*** RECORDS ***

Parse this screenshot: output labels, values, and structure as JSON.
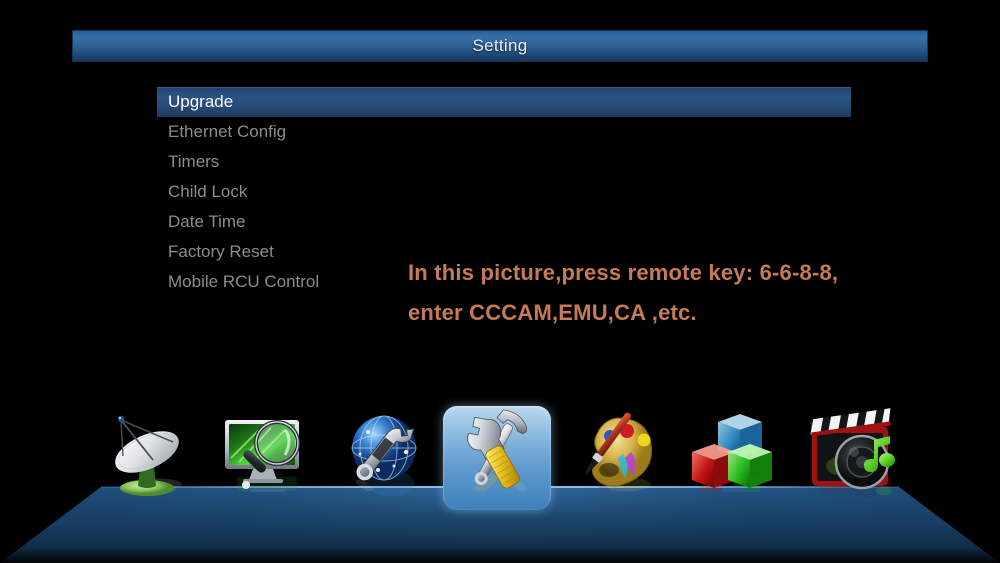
{
  "window": {
    "title": "Setting"
  },
  "menu": {
    "items": [
      {
        "label": "Upgrade",
        "selected": true
      },
      {
        "label": "Ethernet Config",
        "selected": false
      },
      {
        "label": "Timers",
        "selected": false
      },
      {
        "label": "Child Lock",
        "selected": false
      },
      {
        "label": "Date Time",
        "selected": false
      },
      {
        "label": "Factory Reset",
        "selected": false
      },
      {
        "label": "Mobile RCU Control",
        "selected": false
      }
    ]
  },
  "annotation": {
    "line1": "In this picture,press remote key: 6-6-8-8,",
    "line2": "enter CCCAM,EMU,CA ,etc.",
    "color": "#c67a57"
  },
  "dock": {
    "items": [
      {
        "name": "satellite-dish-icon",
        "label": "Installation",
        "selected": false
      },
      {
        "name": "tv-search-icon",
        "label": "Channel Search",
        "selected": false
      },
      {
        "name": "network-globe-wrench-icon",
        "label": "Network",
        "selected": false
      },
      {
        "name": "tools-icon",
        "label": "Setting",
        "selected": true
      },
      {
        "name": "paint-palette-icon",
        "label": "Appearance",
        "selected": false
      },
      {
        "name": "blocks-icon",
        "label": "Applications",
        "selected": false
      },
      {
        "name": "media-player-icon",
        "label": "Media",
        "selected": false
      }
    ]
  },
  "theme": {
    "background": "#000000",
    "titlebar_accent": "#3670a8",
    "floor_blue": "#1f4f7e",
    "menu_text": "#8c8c8c",
    "menu_selected_text": "#ffffff"
  }
}
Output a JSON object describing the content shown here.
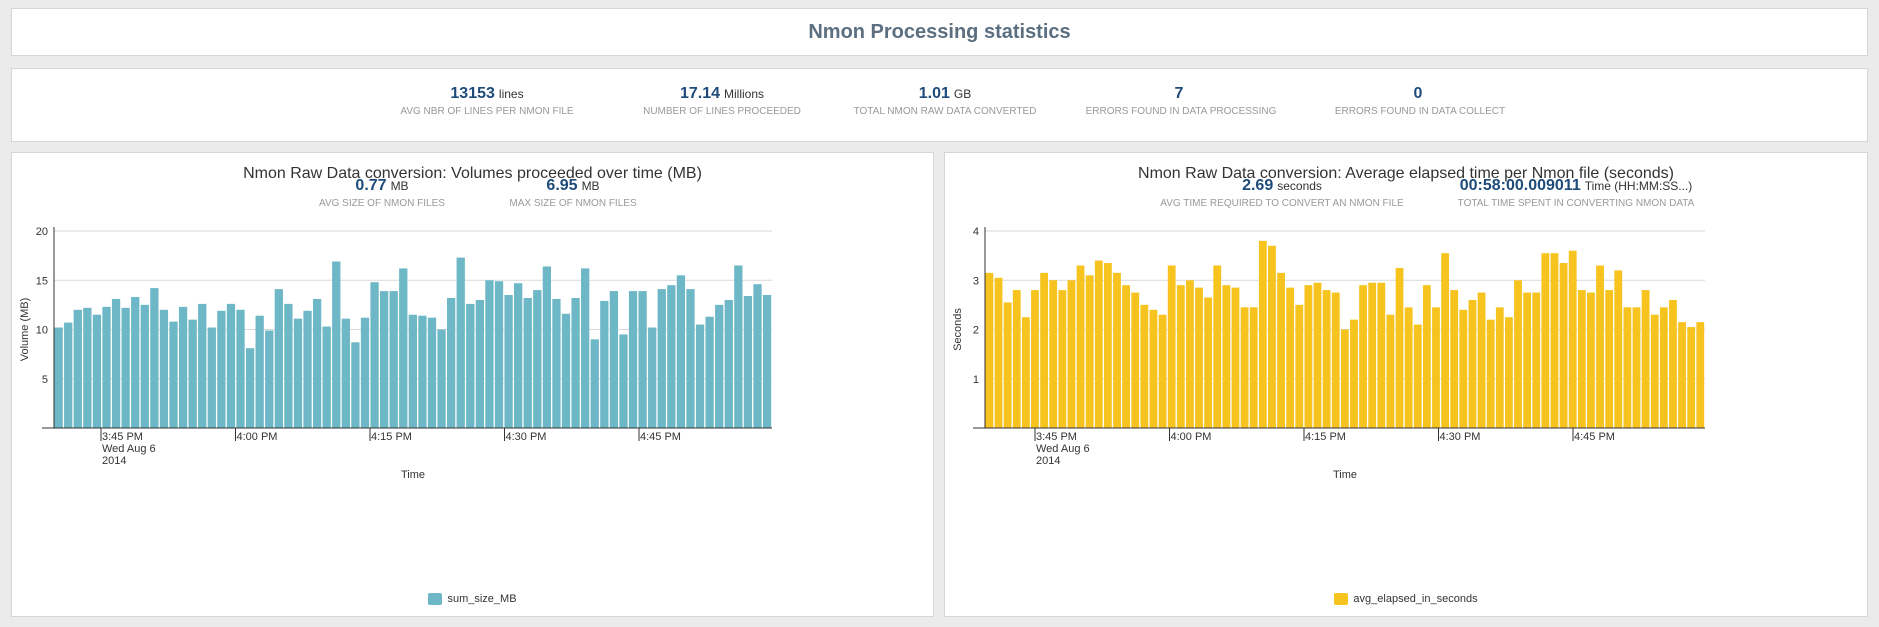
{
  "page": {
    "title": "Nmon Processing statistics"
  },
  "stats": [
    {
      "value": "13153",
      "unit": "lines",
      "label": "AVG NBR OF LINES PER NMON FILE"
    },
    {
      "value": "17.14",
      "unit": "Millions",
      "label": "NUMBER OF LINES PROCEEDED"
    },
    {
      "value": "1.01",
      "unit": "GB",
      "label": "TOTAL NMON RAW DATA CONVERTED"
    },
    {
      "value": "7",
      "unit": "",
      "label": "ERRORS FOUND IN DATA PROCESSING"
    },
    {
      "value": "0",
      "unit": "",
      "label": "ERRORS FOUND IN DATA COLLECT"
    }
  ],
  "panels": [
    {
      "title": "Nmon Raw Data conversion: Volumes proceeded over time (MB)",
      "stats": [
        {
          "value": "0.77",
          "unit": "MB",
          "label": "AVG SIZE OF NMON FILES"
        },
        {
          "value": "6.95",
          "unit": "MB",
          "label": "MAX SIZE OF NMON FILES"
        }
      ],
      "legend": "sum_size_MB"
    },
    {
      "title": "Nmon Raw Data conversion: Average elapsed time per Nmon file (seconds)",
      "stats": [
        {
          "value": "2.69",
          "unit": "seconds",
          "label": "AVG TIME REQUIRED TO CONVERT AN NMON FILE"
        },
        {
          "value": "00:58:00.009011",
          "unit": "Time (HH:MM:SS...)",
          "label": "TOTAL TIME SPENT IN CONVERTING NMON DATA"
        }
      ],
      "legend": "avg_elapsed_in_seconds"
    }
  ],
  "chart_data": [
    {
      "type": "bar",
      "series_name": "sum_size_MB",
      "color": "#6db7c7",
      "xlabel": "Time",
      "ylabel": "Volume (MB)",
      "ylim": [
        0,
        20
      ],
      "yticks": [
        5,
        10,
        15,
        20
      ],
      "xticks": [
        "3:45 PM",
        "4:00 PM",
        "4:15 PM",
        "4:30 PM",
        "4:45 PM"
      ],
      "xtick_first_extra": [
        "Wed Aug 6",
        "2014"
      ],
      "grid": true,
      "legend_position": "bottom",
      "values": [
        10.2,
        10.7,
        12.0,
        12.2,
        11.5,
        12.3,
        13.1,
        12.2,
        13.3,
        12.5,
        14.2,
        12.0,
        10.8,
        12.3,
        11.0,
        12.6,
        10.2,
        11.9,
        12.6,
        12.0,
        8.1,
        11.4,
        9.9,
        14.1,
        12.6,
        11.1,
        11.9,
        13.1,
        10.3,
        16.9,
        11.1,
        8.7,
        11.2,
        14.8,
        13.9,
        13.9,
        16.2,
        11.5,
        11.4,
        11.2,
        10.0,
        13.2,
        17.3,
        12.6,
        13.0,
        15.0,
        14.9,
        13.5,
        14.7,
        13.2,
        14.0,
        16.4,
        13.1,
        11.6,
        13.2,
        16.2,
        9.0,
        12.9,
        13.9,
        9.5,
        13.9,
        13.9,
        10.2,
        14.1,
        14.5,
        15.5,
        14.1,
        10.5,
        11.3,
        12.5,
        13.0,
        16.5,
        13.4,
        14.6,
        13.5
      ]
    },
    {
      "type": "bar",
      "series_name": "avg_elapsed_in_seconds",
      "color": "#f7c31f",
      "xlabel": "Time",
      "ylabel": "Seconds",
      "ylim": [
        0,
        4
      ],
      "yticks": [
        1,
        2,
        3,
        4
      ],
      "xticks": [
        "3:45 PM",
        "4:00 PM",
        "4:15 PM",
        "4:30 PM",
        "4:45 PM"
      ],
      "xtick_first_extra": [
        "Wed Aug 6",
        "2014"
      ],
      "grid": true,
      "legend_position": "bottom",
      "values": [
        3.15,
        3.05,
        2.55,
        2.8,
        2.25,
        2.8,
        3.15,
        3.0,
        2.8,
        3.0,
        3.3,
        3.1,
        3.4,
        3.35,
        3.15,
        2.9,
        2.75,
        2.5,
        2.4,
        2.3,
        3.3,
        2.9,
        3.0,
        2.85,
        2.65,
        3.3,
        2.9,
        2.85,
        2.45,
        2.45,
        3.8,
        3.7,
        3.15,
        2.85,
        2.5,
        2.9,
        2.95,
        2.8,
        2.75,
        2.0,
        2.2,
        2.9,
        2.95,
        2.95,
        2.3,
        3.25,
        2.45,
        2.1,
        2.9,
        2.45,
        3.55,
        2.8,
        2.4,
        2.6,
        2.75,
        2.2,
        2.45,
        2.25,
        3.0,
        2.75,
        2.75,
        3.55,
        3.55,
        3.35,
        3.6,
        2.8,
        2.75,
        3.3,
        2.8,
        3.2,
        2.45,
        2.45,
        2.8,
        2.3,
        2.45,
        2.6,
        2.15,
        2.05,
        2.15
      ]
    }
  ]
}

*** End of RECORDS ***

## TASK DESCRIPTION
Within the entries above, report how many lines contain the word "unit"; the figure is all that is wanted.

## REPLY
9